Aim of the task: For each line below, return an exact copy.

*** Opening of Extracted records ***

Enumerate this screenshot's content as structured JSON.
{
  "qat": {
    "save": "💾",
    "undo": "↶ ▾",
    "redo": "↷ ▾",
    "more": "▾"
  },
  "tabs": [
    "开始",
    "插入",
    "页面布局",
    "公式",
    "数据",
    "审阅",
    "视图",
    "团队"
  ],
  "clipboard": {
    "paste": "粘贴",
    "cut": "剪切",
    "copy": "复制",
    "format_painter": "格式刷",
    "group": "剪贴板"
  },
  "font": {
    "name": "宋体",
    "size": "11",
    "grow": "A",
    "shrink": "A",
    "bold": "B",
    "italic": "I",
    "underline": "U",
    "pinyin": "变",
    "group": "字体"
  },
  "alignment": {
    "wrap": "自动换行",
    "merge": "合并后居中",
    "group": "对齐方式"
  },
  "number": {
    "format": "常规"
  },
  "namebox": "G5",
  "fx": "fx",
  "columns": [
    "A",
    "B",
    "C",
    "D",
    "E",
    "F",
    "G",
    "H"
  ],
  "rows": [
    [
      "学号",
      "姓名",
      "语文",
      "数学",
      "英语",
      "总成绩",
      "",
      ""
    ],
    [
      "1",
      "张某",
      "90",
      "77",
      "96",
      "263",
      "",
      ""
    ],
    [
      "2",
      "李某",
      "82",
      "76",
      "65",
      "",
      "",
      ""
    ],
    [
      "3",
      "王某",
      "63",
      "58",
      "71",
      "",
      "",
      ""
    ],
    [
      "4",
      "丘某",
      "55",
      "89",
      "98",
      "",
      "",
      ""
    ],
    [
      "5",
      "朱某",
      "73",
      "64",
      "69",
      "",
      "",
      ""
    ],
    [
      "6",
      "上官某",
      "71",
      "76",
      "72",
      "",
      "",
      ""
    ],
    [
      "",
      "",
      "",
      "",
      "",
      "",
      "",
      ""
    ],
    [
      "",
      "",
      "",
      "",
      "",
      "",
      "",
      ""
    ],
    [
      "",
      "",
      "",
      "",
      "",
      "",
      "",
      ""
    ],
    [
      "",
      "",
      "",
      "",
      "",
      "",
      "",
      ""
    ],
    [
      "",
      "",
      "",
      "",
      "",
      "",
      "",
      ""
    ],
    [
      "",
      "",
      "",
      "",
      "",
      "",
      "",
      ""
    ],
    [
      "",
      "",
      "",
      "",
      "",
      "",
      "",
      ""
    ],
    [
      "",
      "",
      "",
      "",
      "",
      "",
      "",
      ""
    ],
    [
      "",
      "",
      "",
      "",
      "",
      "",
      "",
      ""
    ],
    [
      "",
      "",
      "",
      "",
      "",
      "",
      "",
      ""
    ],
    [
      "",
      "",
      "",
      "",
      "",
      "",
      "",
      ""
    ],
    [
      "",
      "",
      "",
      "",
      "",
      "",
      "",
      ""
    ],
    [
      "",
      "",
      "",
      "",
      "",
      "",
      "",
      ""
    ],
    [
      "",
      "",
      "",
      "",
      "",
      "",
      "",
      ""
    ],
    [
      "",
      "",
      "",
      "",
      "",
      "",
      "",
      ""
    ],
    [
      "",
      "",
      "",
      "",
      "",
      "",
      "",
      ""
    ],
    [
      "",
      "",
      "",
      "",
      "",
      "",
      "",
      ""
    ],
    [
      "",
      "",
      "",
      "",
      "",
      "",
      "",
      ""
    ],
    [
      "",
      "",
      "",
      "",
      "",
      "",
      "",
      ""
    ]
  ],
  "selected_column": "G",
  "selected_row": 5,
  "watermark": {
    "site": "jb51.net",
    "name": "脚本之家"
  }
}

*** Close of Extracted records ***

Finished exercise:
Enumerate this screenshot's content as structured JSON.
{
  "qat": {
    "save": "💾",
    "undo": "↶ ▾",
    "redo": "↷ ▾",
    "more": "▾"
  },
  "tabs": [
    "开始",
    "插入",
    "页面布局",
    "公式",
    "数据",
    "审阅",
    "视图",
    "团队"
  ],
  "clipboard": {
    "paste": "粘贴",
    "cut": "剪切",
    "copy": "复制",
    "format_painter": "格式刷",
    "group": "剪贴板"
  },
  "font": {
    "name": "宋体",
    "size": "11",
    "grow": "A",
    "shrink": "A",
    "bold": "B",
    "italic": "I",
    "underline": "U",
    "pinyin": "变",
    "group": "字体"
  },
  "alignment": {
    "wrap": "自动换行",
    "merge": "合并后居中",
    "group": "对齐方式"
  },
  "number": {
    "format": "常规"
  },
  "namebox": "G5",
  "fx": "fx",
  "columns": [
    "A",
    "B",
    "C",
    "D",
    "E",
    "F",
    "G",
    "H"
  ],
  "rows": [
    [
      "学号",
      "姓名",
      "语文",
      "数学",
      "英语",
      "总成绩",
      "",
      ""
    ],
    [
      "1",
      "张某",
      "90",
      "77",
      "96",
      "263",
      "",
      ""
    ],
    [
      "2",
      "李某",
      "82",
      "76",
      "65",
      "",
      "",
      ""
    ],
    [
      "3",
      "王某",
      "63",
      "58",
      "71",
      "",
      "",
      ""
    ],
    [
      "4",
      "丘某",
      "55",
      "89",
      "98",
      "",
      "",
      ""
    ],
    [
      "5",
      "朱某",
      "73",
      "64",
      "69",
      "",
      "",
      ""
    ],
    [
      "6",
      "上官某",
      "71",
      "76",
      "72",
      "",
      "",
      ""
    ],
    [
      "",
      "",
      "",
      "",
      "",
      "",
      "",
      ""
    ],
    [
      "",
      "",
      "",
      "",
      "",
      "",
      "",
      ""
    ],
    [
      "",
      "",
      "",
      "",
      "",
      "",
      "",
      ""
    ],
    [
      "",
      "",
      "",
      "",
      "",
      "",
      "",
      ""
    ],
    [
      "",
      "",
      "",
      "",
      "",
      "",
      "",
      ""
    ],
    [
      "",
      "",
      "",
      "",
      "",
      "",
      "",
      ""
    ],
    [
      "",
      "",
      "",
      "",
      "",
      "",
      "",
      ""
    ],
    [
      "",
      "",
      "",
      "",
      "",
      "",
      "",
      ""
    ],
    [
      "",
      "",
      "",
      "",
      "",
      "",
      "",
      ""
    ],
    [
      "",
      "",
      "",
      "",
      "",
      "",
      "",
      ""
    ],
    [
      "",
      "",
      "",
      "",
      "",
      "",
      "",
      ""
    ],
    [
      "",
      "",
      "",
      "",
      "",
      "",
      "",
      ""
    ],
    [
      "",
      "",
      "",
      "",
      "",
      "",
      "",
      ""
    ],
    [
      "",
      "",
      "",
      "",
      "",
      "",
      "",
      ""
    ],
    [
      "",
      "",
      "",
      "",
      "",
      "",
      "",
      ""
    ],
    [
      "",
      "",
      "",
      "",
      "",
      "",
      "",
      ""
    ],
    [
      "",
      "",
      "",
      "",
      "",
      "",
      "",
      ""
    ],
    [
      "",
      "",
      "",
      "",
      "",
      "",
      "",
      ""
    ],
    [
      "",
      "",
      "",
      "",
      "",
      "",
      "",
      ""
    ]
  ],
  "selected_column": "G",
  "selected_row": 5,
  "watermark": {
    "site": "jb51.net",
    "name": "脚本之家"
  }
}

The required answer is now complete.